I will also use my regional ties with tenant advocates around the bay area and across the state to bring together all of the rent control jurisdictions including the 5 communities that will be voting on rent control on November 8th to address the needed changes at the state level.

I would also like to work with BUSD to increate more affordable housing opportunities for our teachers. Malcolm X Elementary lost 6 teachers last year. Many because they chose to move to other communities where they could afford the housing costs on a teacher’s salary.

What is your most inspired/unique idea for Berkeley? The City of Berkeley should consider providing seed money for community land trusts. Community land trusts can play an important role in protecting tenants against speculative out of town corporate landlords.

How will you be accessible to constituents? I would like to emulate many of the very effective practices of the BUSD. One is that they all have regular “office hours.” I will hold regular office hours and will continue to be available through email and face book.

I will also do my part to have an ongoing discussion with community groups in Berkeley. As issues and challenges arise I will reach out to community groups to solicit feedback, ideas, and input. I will work with rent board staff to ensure concerns are communicated to the board and outreach is a priority.

How much money do you expect to spend on your campaign? Collectively as a slate, we have raised approximately $9,000, and are targeting raising between $20,000 and $25,000 through the course of the campaign.

A final thought? I am very proud to be part of such a strong, diverse and committed slate and encourage all of Berkeley to vote for the progressive, pro-tenant, pro-rent control CALI slate: Christina Murphy, Alejandro Soto-Vigil, Leah Simon-Weisberg and Igor Tregub. Please visit our website at www.berkeleyrentboard.org for more information.

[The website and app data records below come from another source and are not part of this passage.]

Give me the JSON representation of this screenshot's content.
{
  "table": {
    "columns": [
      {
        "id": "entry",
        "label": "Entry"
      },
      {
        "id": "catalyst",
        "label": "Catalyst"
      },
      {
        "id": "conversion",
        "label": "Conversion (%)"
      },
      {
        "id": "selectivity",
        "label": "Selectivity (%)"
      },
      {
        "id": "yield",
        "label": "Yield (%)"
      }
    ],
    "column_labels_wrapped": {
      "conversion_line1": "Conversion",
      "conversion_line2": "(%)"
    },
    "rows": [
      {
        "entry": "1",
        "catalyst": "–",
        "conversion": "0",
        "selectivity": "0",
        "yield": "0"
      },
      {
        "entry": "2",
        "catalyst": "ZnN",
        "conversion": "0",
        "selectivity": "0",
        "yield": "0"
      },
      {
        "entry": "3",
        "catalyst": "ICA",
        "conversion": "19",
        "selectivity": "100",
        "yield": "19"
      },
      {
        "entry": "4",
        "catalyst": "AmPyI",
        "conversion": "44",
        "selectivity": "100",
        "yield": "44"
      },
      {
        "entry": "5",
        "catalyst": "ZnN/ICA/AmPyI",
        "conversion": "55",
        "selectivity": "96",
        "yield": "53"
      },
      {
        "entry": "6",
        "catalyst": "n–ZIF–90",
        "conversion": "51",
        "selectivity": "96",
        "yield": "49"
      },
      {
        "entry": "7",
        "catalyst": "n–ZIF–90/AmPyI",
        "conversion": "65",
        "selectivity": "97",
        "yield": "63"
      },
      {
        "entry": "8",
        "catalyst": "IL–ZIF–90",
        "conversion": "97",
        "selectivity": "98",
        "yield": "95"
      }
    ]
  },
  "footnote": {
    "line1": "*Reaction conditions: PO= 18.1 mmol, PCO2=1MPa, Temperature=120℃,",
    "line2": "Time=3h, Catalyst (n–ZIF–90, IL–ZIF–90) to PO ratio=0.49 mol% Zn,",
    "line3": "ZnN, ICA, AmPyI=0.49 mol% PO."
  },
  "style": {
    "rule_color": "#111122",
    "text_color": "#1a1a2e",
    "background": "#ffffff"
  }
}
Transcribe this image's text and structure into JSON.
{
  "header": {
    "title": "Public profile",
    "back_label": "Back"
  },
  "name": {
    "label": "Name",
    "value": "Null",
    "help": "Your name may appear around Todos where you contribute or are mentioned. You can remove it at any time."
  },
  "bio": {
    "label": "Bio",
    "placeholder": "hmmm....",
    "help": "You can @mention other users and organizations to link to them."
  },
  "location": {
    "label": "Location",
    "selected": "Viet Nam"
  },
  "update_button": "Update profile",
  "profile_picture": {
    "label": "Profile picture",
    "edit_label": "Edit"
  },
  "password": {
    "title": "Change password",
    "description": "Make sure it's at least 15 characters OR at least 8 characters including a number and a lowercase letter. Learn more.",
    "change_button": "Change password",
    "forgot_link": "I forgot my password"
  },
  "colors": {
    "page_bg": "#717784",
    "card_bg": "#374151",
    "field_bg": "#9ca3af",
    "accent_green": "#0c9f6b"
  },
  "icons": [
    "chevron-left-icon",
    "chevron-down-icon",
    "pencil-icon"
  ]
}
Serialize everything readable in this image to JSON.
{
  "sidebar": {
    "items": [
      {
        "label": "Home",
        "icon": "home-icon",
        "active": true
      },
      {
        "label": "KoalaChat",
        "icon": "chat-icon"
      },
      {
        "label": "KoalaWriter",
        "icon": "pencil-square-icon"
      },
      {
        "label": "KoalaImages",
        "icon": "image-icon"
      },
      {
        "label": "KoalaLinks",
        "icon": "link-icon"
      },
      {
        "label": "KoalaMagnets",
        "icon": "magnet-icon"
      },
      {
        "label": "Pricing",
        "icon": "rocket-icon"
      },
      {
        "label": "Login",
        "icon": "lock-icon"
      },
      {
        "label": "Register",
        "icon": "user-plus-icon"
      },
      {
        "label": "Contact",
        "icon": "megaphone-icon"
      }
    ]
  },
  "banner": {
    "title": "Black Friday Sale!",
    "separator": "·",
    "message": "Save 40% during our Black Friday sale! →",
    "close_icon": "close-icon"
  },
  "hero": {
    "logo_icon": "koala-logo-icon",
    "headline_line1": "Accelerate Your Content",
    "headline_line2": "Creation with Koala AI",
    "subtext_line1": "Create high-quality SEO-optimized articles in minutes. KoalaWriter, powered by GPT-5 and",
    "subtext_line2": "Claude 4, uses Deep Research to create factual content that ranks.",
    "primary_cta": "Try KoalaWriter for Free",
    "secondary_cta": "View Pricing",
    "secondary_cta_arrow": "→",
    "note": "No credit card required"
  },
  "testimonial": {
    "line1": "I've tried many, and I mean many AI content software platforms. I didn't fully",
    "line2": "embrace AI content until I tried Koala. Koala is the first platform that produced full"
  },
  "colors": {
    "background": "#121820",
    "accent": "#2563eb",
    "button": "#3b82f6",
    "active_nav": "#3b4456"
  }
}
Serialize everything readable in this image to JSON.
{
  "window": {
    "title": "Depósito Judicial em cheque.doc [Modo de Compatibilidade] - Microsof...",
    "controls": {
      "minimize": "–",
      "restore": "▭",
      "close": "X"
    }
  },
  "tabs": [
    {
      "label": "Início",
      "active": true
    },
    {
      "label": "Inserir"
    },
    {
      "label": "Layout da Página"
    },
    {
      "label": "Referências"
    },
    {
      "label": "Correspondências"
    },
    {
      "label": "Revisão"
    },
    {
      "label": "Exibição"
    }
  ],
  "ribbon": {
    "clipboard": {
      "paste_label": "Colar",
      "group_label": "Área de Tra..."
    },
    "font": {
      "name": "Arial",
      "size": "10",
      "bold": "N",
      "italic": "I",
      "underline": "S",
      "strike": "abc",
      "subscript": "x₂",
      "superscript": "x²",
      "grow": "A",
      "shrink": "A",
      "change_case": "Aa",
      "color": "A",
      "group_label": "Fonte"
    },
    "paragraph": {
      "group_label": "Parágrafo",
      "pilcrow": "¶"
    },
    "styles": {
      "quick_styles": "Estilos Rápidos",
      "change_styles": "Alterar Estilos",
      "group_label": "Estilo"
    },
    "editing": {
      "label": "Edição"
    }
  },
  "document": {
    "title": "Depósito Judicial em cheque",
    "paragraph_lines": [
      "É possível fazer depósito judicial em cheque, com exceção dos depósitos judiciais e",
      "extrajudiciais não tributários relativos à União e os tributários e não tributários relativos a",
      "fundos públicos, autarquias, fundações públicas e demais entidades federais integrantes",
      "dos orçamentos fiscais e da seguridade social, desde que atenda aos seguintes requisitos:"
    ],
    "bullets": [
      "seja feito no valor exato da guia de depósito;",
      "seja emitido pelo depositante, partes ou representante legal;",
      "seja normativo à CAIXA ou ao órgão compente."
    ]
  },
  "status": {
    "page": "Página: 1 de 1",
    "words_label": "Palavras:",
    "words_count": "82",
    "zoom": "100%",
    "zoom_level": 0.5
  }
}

Campaign information

Website: www.berkeleyrentboard.org
Facebook: https://www.facebook.com/Leah4RentBoard

See complete 2016 election coverage on Berkeleyside.